Listed records section start

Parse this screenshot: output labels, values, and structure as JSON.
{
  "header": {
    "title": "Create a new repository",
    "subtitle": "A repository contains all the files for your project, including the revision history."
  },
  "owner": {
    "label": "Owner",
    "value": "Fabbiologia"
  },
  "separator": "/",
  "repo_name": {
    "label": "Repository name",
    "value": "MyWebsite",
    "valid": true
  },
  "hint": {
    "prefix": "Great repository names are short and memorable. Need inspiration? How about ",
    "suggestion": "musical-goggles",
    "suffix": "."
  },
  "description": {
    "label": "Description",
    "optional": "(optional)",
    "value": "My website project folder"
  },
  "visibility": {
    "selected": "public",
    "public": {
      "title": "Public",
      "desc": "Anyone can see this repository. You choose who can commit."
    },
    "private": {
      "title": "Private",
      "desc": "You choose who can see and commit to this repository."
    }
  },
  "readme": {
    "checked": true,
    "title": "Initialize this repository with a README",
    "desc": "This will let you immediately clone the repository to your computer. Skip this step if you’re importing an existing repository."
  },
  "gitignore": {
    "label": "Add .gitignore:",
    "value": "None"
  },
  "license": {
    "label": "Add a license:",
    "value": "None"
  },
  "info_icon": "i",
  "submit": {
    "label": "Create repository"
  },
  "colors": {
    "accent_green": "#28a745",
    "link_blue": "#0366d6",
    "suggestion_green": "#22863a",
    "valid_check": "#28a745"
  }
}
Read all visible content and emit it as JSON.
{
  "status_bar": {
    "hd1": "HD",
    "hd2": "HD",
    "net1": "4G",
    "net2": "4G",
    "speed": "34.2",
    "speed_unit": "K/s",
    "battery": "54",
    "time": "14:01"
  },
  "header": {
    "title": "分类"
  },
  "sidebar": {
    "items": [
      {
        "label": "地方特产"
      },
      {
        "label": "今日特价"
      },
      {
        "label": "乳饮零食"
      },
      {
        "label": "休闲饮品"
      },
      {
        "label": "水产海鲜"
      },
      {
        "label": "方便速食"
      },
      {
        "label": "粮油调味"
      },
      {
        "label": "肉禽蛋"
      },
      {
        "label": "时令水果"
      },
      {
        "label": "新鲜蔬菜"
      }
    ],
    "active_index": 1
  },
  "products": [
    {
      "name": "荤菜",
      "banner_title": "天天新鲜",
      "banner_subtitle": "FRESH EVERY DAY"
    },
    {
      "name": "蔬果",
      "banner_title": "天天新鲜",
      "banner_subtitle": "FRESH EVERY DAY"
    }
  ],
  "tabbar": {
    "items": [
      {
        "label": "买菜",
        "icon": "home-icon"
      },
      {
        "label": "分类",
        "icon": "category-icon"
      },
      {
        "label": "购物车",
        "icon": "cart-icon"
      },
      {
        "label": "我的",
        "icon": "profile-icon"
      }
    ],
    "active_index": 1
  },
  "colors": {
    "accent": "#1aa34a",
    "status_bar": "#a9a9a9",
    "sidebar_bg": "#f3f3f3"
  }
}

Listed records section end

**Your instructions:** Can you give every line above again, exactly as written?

**Answer area:**
Parse this screenshot: output labels, values, and structure as JSON.
{
  "header": {
    "title": "Create a new repository",
    "subtitle": "A repository contains all the files for your project, including the revision history."
  },
  "owner": {
    "label": "Owner",
    "value": "Fabbiologia"
  },
  "separator": "/",
  "repo_name": {
    "label": "Repository name",
    "value": "MyWebsite",
    "valid": true
  },
  "hint": {
    "prefix": "Great repository names are short and memorable. Need inspiration? How about ",
    "suggestion": "musical-goggles",
    "suffix": "."
  },
  "description": {
    "label": "Description",
    "optional": "(optional)",
    "value": "My website project folder"
  },
  "visibility": {
    "selected": "public",
    "public": {
      "title": "Public",
      "desc": "Anyone can see this repository. You choose who can commit."
    },
    "private": {
      "title": "Private",
      "desc": "You choose who can see and commit to this repository."
    }
  },
  "readme": {
    "checked": true,
    "title": "Initialize this repository with a README",
    "desc": "This will let you immediately clone the repository to your computer. Skip this step if you’re importing an existing repository."
  },
  "gitignore": {
    "label": "Add .gitignore:",
    "value": "None"
  },
  "license": {
    "label": "Add a license:",
    "value": "None"
  },
  "info_icon": "i",
  "submit": {
    "label": "Create repository"
  },
  "colors": {
    "accent_green": "#28a745",
    "link_blue": "#0366d6",
    "suggestion_green": "#22863a",
    "valid_check": "#28a745"
  }
}
Read all visible content and emit it as JSON.
{
  "status_bar": {
    "hd1": "HD",
    "hd2": "HD",
    "net1": "4G",
    "net2": "4G",
    "speed": "34.2",
    "speed_unit": "K/s",
    "battery": "54",
    "time": "14:01"
  },
  "header": {
    "title": "分类"
  },
  "sidebar": {
    "items": [
      {
        "label": "地方特产"
      },
      {
        "label": "今日特价"
      },
      {
        "label": "乳饮零食"
      },
      {
        "label": "休闲饮品"
      },
      {
        "label": "水产海鲜"
      },
      {
        "label": "方便速食"
      },
      {
        "label": "粮油调味"
      },
      {
        "label": "肉禽蛋"
      },
      {
        "label": "时令水果"
      },
      {
        "label": "新鲜蔬菜"
      }
    ],
    "active_index": 1
  },
  "products": [
    {
      "name": "荤菜",
      "banner_title": "天天新鲜",
      "banner_subtitle": "FRESH EVERY DAY"
    },
    {
      "name": "蔬果",
      "banner_title": "天天新鲜",
      "banner_subtitle": "FRESH EVERY DAY"
    }
  ],
  "tabbar": {
    "items": [
      {
        "label": "买菜",
        "icon": "home-icon"
      },
      {
        "label": "分类",
        "icon": "category-icon"
      },
      {
        "label": "购物车",
        "icon": "cart-icon"
      },
      {
        "label": "我的",
        "icon": "profile-icon"
      }
    ],
    "active_index": 1
  },
  "colors": {
    "accent": "#1aa34a",
    "status_bar": "#a9a9a9",
    "sidebar_bg": "#f3f3f3"
  }
}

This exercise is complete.